In the records below, count every line containing "caption". Reply with the number only.

┌──

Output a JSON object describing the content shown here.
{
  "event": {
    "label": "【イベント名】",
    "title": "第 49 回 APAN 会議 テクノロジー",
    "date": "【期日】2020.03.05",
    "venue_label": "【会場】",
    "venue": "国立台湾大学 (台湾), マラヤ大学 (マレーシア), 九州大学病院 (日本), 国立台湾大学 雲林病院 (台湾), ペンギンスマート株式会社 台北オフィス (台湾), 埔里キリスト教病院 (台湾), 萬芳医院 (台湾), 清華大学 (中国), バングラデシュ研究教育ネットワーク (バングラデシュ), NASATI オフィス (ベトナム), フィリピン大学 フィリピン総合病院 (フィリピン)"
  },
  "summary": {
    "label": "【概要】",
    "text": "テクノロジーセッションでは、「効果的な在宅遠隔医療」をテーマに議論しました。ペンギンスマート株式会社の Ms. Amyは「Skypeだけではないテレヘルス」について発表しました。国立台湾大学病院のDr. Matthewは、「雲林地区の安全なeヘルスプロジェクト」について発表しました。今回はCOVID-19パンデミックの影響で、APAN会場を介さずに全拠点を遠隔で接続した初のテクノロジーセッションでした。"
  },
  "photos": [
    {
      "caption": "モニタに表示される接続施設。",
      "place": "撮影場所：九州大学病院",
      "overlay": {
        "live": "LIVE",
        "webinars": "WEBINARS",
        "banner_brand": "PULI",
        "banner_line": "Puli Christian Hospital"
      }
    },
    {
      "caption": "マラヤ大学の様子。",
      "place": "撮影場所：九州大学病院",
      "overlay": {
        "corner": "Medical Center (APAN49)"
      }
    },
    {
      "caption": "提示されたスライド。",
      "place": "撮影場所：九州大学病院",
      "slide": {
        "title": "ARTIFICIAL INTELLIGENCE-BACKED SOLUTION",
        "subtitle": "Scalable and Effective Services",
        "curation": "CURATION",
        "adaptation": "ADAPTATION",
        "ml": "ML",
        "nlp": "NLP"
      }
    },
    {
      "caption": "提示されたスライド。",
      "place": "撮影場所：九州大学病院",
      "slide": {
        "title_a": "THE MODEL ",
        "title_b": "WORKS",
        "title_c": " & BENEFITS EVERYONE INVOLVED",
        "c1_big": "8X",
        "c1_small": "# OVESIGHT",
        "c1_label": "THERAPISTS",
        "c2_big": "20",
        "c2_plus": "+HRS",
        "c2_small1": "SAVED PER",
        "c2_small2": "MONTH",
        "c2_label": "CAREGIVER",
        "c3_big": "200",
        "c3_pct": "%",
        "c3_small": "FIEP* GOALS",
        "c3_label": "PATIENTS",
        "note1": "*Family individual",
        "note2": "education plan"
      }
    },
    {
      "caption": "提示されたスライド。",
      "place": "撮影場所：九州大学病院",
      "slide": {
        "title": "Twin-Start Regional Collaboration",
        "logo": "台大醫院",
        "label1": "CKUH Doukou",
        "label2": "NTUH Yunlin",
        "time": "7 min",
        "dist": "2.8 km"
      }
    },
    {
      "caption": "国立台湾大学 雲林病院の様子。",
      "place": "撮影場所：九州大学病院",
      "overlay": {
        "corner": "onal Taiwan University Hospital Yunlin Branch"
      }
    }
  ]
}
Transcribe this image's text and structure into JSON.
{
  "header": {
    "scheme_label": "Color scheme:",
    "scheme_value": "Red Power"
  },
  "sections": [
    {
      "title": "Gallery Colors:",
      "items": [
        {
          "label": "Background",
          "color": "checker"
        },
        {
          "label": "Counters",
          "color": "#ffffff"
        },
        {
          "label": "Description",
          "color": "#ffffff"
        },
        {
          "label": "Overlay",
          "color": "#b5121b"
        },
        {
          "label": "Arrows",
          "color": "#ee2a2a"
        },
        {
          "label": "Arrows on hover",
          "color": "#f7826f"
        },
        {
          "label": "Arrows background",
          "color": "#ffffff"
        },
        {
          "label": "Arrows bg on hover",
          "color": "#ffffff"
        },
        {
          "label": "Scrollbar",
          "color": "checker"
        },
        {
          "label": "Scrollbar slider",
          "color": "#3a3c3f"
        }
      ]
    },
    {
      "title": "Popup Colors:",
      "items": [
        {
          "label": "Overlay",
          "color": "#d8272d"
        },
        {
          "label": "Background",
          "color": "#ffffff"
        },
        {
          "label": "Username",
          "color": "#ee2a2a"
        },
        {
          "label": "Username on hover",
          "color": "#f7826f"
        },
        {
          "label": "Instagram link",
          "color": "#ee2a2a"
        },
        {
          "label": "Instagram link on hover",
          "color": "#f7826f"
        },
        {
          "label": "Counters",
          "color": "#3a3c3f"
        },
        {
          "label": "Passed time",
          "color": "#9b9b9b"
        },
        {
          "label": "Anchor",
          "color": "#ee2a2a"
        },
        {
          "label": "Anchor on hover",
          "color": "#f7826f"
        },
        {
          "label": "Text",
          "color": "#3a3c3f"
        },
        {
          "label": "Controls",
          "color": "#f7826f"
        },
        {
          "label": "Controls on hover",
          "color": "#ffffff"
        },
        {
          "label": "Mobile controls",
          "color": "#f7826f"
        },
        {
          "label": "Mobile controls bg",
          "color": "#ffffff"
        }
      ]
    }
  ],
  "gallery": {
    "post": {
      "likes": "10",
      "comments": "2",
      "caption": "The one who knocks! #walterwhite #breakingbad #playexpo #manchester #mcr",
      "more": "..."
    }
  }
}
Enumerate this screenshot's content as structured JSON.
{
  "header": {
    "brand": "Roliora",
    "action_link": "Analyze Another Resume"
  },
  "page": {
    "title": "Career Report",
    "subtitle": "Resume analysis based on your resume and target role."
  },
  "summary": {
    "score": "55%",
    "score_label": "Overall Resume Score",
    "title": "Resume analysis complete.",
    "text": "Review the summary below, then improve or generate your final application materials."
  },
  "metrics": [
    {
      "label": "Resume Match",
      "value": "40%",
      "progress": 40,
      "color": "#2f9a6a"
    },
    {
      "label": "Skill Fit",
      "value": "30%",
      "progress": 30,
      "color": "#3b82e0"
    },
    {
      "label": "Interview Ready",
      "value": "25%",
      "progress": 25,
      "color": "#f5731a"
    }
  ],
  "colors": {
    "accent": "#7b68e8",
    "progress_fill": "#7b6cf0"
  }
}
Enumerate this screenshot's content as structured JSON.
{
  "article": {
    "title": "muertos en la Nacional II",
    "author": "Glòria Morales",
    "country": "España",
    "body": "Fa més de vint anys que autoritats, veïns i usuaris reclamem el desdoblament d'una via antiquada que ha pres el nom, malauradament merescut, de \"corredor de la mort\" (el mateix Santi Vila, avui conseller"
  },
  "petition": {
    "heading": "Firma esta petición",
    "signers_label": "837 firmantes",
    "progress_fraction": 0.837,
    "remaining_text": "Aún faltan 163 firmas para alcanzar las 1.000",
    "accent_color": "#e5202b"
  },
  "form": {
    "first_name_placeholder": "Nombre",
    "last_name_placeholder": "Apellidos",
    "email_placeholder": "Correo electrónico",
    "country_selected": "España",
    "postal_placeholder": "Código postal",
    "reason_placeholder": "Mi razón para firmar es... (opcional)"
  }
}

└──

§ Exercise output:
7